* _WHAT THE EXERCISE ASKS_: The response should contain all of the data below, reproduced exactly, and no pictures.

▼

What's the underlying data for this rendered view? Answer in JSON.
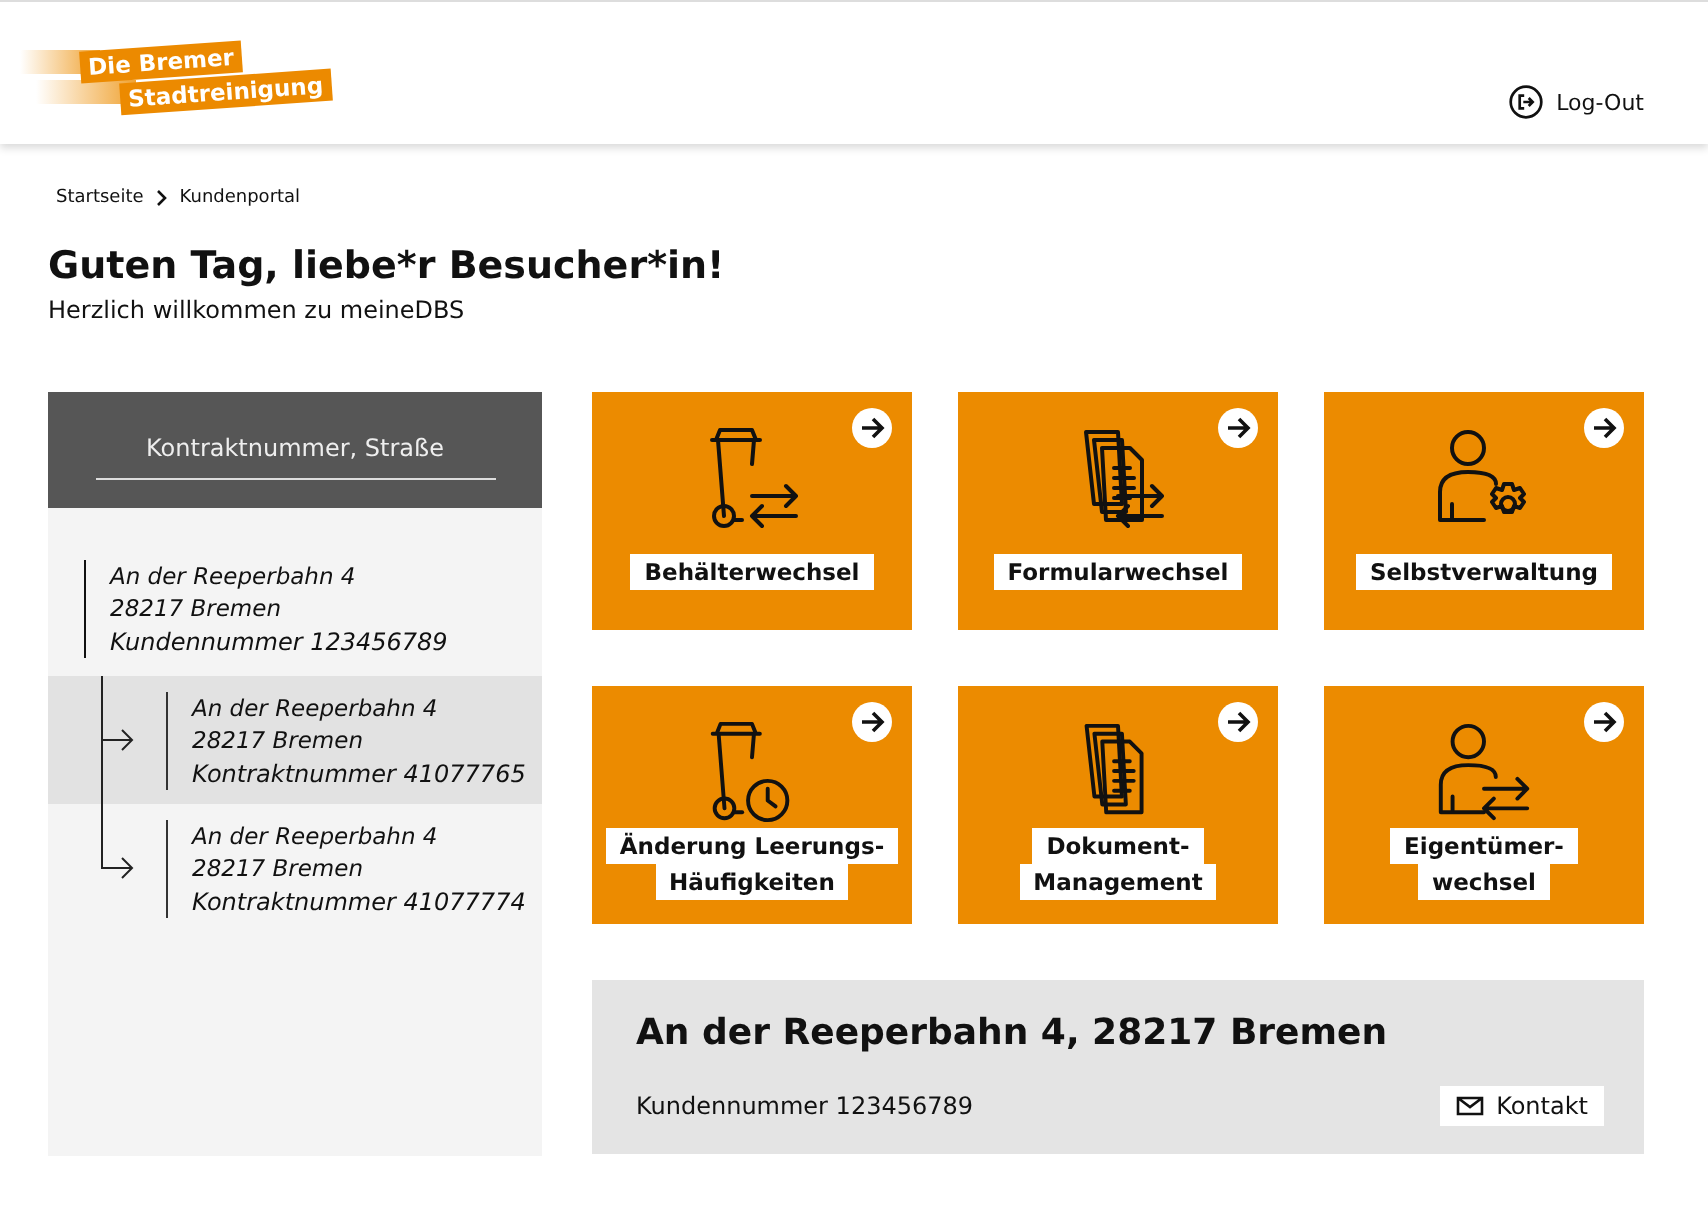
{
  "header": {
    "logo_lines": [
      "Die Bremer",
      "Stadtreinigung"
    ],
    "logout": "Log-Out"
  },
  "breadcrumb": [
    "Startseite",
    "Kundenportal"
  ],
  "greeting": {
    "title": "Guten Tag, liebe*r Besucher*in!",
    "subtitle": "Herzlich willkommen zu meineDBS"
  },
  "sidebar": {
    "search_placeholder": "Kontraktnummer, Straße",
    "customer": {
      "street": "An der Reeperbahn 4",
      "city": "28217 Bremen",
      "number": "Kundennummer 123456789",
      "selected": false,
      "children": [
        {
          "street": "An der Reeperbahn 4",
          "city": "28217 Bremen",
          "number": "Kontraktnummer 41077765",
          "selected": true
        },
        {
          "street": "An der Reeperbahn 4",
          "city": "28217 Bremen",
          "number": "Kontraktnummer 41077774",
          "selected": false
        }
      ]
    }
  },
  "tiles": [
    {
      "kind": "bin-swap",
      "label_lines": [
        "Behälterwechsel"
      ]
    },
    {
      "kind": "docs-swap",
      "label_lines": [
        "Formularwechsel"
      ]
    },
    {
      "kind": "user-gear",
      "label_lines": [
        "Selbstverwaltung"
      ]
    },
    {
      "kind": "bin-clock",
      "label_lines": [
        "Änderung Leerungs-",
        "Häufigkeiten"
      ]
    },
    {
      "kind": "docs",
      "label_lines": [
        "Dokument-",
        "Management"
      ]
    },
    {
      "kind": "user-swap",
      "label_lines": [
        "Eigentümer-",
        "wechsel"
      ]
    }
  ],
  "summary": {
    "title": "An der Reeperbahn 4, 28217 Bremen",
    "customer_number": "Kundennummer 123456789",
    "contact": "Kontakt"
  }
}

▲

* _SOLUTION TO THE EXERCISE_:
What's the underlying data for this rendered view? Answer in JSON.
{
  "header": {
    "logo_lines": [
      "Die Bremer",
      "Stadtreinigung"
    ],
    "logout": "Log-Out"
  },
  "breadcrumb": [
    "Startseite",
    "Kundenportal"
  ],
  "greeting": {
    "title": "Guten Tag, liebe*r Besucher*in!",
    "subtitle": "Herzlich willkommen zu meineDBS"
  },
  "sidebar": {
    "search_placeholder": "Kontraktnummer, Straße",
    "customer": {
      "street": "An der Reeperbahn 4",
      "city": "28217 Bremen",
      "number": "Kundennummer 123456789",
      "selected": false,
      "children": [
        {
          "street": "An der Reeperbahn 4",
          "city": "28217 Bremen",
          "number": "Kontraktnummer 41077765",
          "selected": true
        },
        {
          "street": "An der Reeperbahn 4",
          "city": "28217 Bremen",
          "number": "Kontraktnummer 41077774",
          "selected": false
        }
      ]
    }
  },
  "tiles": [
    {
      "kind": "bin-swap",
      "label_lines": [
        "Behälterwechsel"
      ]
    },
    {
      "kind": "docs-swap",
      "label_lines": [
        "Formularwechsel"
      ]
    },
    {
      "kind": "user-gear",
      "label_lines": [
        "Selbstverwaltung"
      ]
    },
    {
      "kind": "bin-clock",
      "label_lines": [
        "Änderung Leerungs-",
        "Häufigkeiten"
      ]
    },
    {
      "kind": "docs",
      "label_lines": [
        "Dokument-",
        "Management"
      ]
    },
    {
      "kind": "user-swap",
      "label_lines": [
        "Eigentümer-",
        "wechsel"
      ]
    }
  ],
  "summary": {
    "title": "An der Reeperbahn 4, 28217 Bremen",
    "customer_number": "Kundennummer 123456789",
    "contact": "Kontakt"
  }
}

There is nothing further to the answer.